VW has hinted that Seat's oldest plant on the Zona Franca industrial estate in Barcelona, employing 10,500 people, may have to be closed, a move that would affect 20,000 further jobs indirectly.
The Germans, who say they cannot pump any more money into their ailing Spanish subsidiary, were said to be seeking financial and other support from both the Madrid government and the Catalonian regional authorities.
Spain's oldest car manufacturer, sold by the state holding company Instituto Nacional de Industria to VW in 1986, faces losses this year of Ptas100bn (around pounds 500m).
Mr Piech was followed by a delegation including VW's Spanish-born production chief, Jose Ignacio Lopez de Arriortua, who met Spain's deputy prime minister, Narcis Serra. But there was little sign that the government wanted to reverse its privatisation policies by renewing public involvement in the car firm.
Madrid government ministers firmly blame VW for the crisis.
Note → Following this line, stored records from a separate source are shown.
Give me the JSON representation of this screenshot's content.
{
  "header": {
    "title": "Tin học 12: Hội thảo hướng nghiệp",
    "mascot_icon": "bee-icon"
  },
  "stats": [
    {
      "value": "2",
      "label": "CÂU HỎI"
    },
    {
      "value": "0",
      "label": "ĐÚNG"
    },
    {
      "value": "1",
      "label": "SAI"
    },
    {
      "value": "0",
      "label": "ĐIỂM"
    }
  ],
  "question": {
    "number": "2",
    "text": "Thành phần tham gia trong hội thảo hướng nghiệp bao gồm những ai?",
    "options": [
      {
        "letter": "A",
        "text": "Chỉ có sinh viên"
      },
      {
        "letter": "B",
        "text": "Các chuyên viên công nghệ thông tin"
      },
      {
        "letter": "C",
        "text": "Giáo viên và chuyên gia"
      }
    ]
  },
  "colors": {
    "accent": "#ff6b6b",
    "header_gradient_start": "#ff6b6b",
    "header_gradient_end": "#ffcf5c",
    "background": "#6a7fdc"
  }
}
A government statement after the meeting called for fresh financial support for Seat but appeared to suggest it was up to VW to put fresh money in. It called for a solution that would 'strengthen the company's capacity, retain the marque and give it total autonomy in the purchase of components', more of which should be Spanish-made.
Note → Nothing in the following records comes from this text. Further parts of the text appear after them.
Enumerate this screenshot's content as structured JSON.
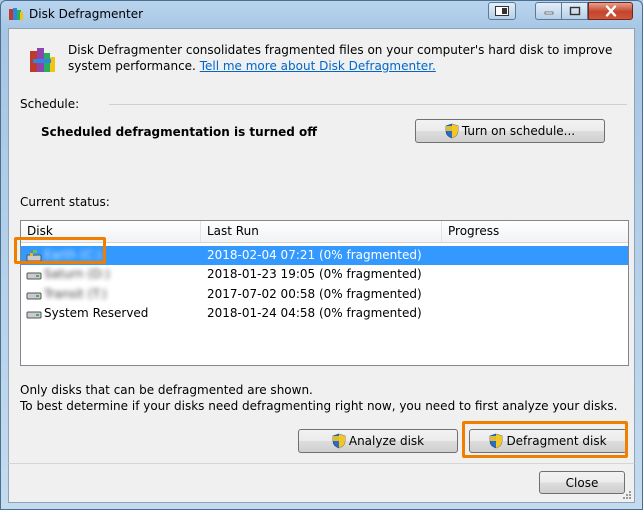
{
  "window": {
    "title": "Disk Defragmenter"
  },
  "intro": {
    "text": "Disk Defragmenter consolidates fragmented files on your computer's hard disk to improve system performance.",
    "link": "Tell me more about Disk Defragmenter."
  },
  "schedule": {
    "label": "Schedule:",
    "status": "Scheduled defragmentation is turned off",
    "button_label": "Turn on schedule..."
  },
  "current_status": {
    "label": "Current status:",
    "columns": [
      "Disk",
      "Last Run",
      "Progress"
    ],
    "rows": [
      {
        "disk": "Earth (C:)",
        "last_run": "2018-02-04 07:21 (0% fragmented)",
        "progress": "",
        "selected": true,
        "blurred": true,
        "icon": "system-drive-icon"
      },
      {
        "disk": "Saturn (D:)",
        "last_run": "2018-01-23 19:05 (0% fragmented)",
        "progress": "",
        "selected": false,
        "blurred": true,
        "icon": "hard-drive-icon"
      },
      {
        "disk": "Transit (T:)",
        "last_run": "2017-07-02 00:58 (0% fragmented)",
        "progress": "",
        "selected": false,
        "blurred": true,
        "icon": "hard-drive-icon"
      },
      {
        "disk": "System Reserved",
        "last_run": "2018-01-24 04:58 (0% fragmented)",
        "progress": "",
        "selected": false,
        "blurred": false,
        "icon": "hard-drive-icon"
      }
    ]
  },
  "notes": {
    "line1": "Only disks that can be defragmented are shown.",
    "line2": "To best determine if your disks need defragmenting right now, you need to first analyze your disks."
  },
  "actions": {
    "analyze_label": "Analyze disk",
    "defragment_label": "Defragment disk",
    "close_label": "Close"
  },
  "colors": {
    "selection": "#3399ff",
    "highlight": "#f07f00",
    "link": "#0066cc"
  }
}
That appeared to be a pointed reference to the fact that Seat's 1993 loss was largely a result of being forced to buy components from VW with the peseta devalued three times in the past year.
The statement suggested further meetings between VW and the Spanish industry minister, Juan Manuel Eguiagaray, who was quoted yesterday as saying public reinvestment in Seat 'does not form part of government policy at the moment'.Reuse content